But I digress. God isn't necessary for free thought or moral agency, sorry. Experiences and genes shape us, and there is no external absolute moral authority, but the former does not remove our ability to choose and the latter does not negate accountability for our beliefs and actions.

11. Place your ultimate trust in human reason while believing that man’s mind evolved from lower animals such as monkeys and will continue to evolve until we become the monkeys from which the minds of the future will have evolved.

Oof. Not an English major, were you, Doug? I see where you're going, though. We have to acknowledge that we're flawed, and trusting a flawed system is a bad idea. That would be the case, except that no better system is known to exist. There are degrees of accuracy, Doug, and as our ability to perceive, digest, understand, comprehend and predict the truth, reality, the universe, or whatever you want to call it, we seem to be moving farther and farther away from supernatural explanations. We have no reason to suspect that a more developed mind would turn back and embrace superstition.

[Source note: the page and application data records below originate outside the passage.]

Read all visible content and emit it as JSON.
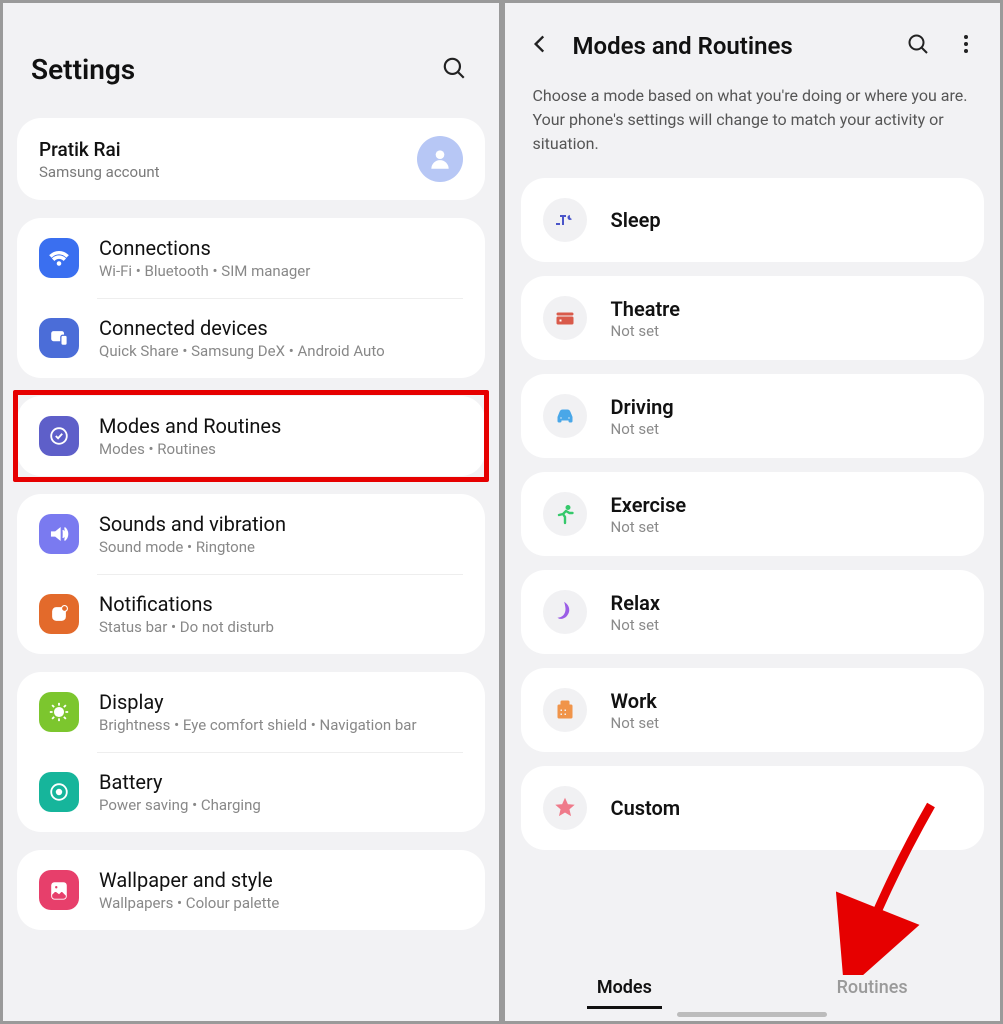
{
  "left": {
    "title": "Settings",
    "account": {
      "name": "Pratik Rai",
      "sub": "Samsung account"
    },
    "groups": [
      {
        "rows": [
          {
            "icon": "wifi",
            "color": "#3a6ff0",
            "title": "Connections",
            "sub": "Wi-Fi  •  Bluetooth  •  SIM manager"
          },
          {
            "icon": "devices",
            "color": "#4b6dd8",
            "title": "Connected devices",
            "sub": "Quick Share  •  Samsung DeX  •  Android Auto"
          }
        ]
      },
      {
        "highlight": true,
        "rows": [
          {
            "icon": "routines",
            "color": "#5e5fc9",
            "title": "Modes and Routines",
            "sub": "Modes  •  Routines"
          }
        ]
      },
      {
        "rows": [
          {
            "icon": "sound",
            "color": "#7a7af0",
            "title": "Sounds and vibration",
            "sub": "Sound mode  •  Ringtone"
          },
          {
            "icon": "notif",
            "color": "#e36a2b",
            "title": "Notifications",
            "sub": "Status bar  •  Do not disturb"
          }
        ]
      },
      {
        "rows": [
          {
            "icon": "display",
            "color": "#7cc62e",
            "title": "Display",
            "sub": "Brightness  •  Eye comfort shield  •  Navigation bar"
          },
          {
            "icon": "battery",
            "color": "#16b59b",
            "title": "Battery",
            "sub": "Power saving  •  Charging"
          }
        ]
      },
      {
        "rows": [
          {
            "icon": "wallpaper",
            "color": "#e73f6b",
            "title": "Wallpaper and style",
            "sub": "Wallpapers  •  Colour palette"
          }
        ]
      }
    ]
  },
  "right": {
    "title": "Modes and Routines",
    "desc": "Choose a mode based on what you're doing or where you are. Your phone's settings will change to match your activity or situation.",
    "modes": [
      {
        "icon": "sleep",
        "color": "#4a55c9",
        "name": "Sleep",
        "sub": ""
      },
      {
        "icon": "theatre",
        "color": "#d95a4a",
        "name": "Theatre",
        "sub": "Not set"
      },
      {
        "icon": "driving",
        "color": "#49a7e8",
        "name": "Driving",
        "sub": "Not set"
      },
      {
        "icon": "exercise",
        "color": "#35c96b",
        "name": "Exercise",
        "sub": "Not set"
      },
      {
        "icon": "relax",
        "color": "#9b5ee6",
        "name": "Relax",
        "sub": "Not set"
      },
      {
        "icon": "work",
        "color": "#f0944a",
        "name": "Work",
        "sub": "Not set"
      },
      {
        "icon": "custom",
        "color": "#ef7a8a",
        "name": "Custom",
        "sub": ""
      }
    ],
    "tabs": {
      "modes": "Modes",
      "routines": "Routines"
    }
  }
}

Also, just so you know, there's no guarantee that humans will be any smarter, biologically speaking, in the future. Natural selection and evolution only reward breeding, not intelligence. If anything, we're more likely to backslide as the future approaches. There's also no reason to think we're any more biologically intelligent than our ancestors going back thousands of years. Our knowledge has grown sociologically. It's not that our brains are better at discerning information, it's that we have more information available. Though I really could go for a banana right now.

Seriously, though, you know we didn't evolve from monkeys, right? That's like saying that your cousin is your grandfather. We share an ancestor, monkeys are not our ancestors.

1 comment:

Q said...

I'd like to think that the thing future generations will look back on and wonder wtf we were thinking/doing will be religion!

Although necessarily it will be a far future generation, since I don't see people giving up their imaginary skygod in my lifetime.

Let religion go the way of the slavery it justified!

Besides, I like meat.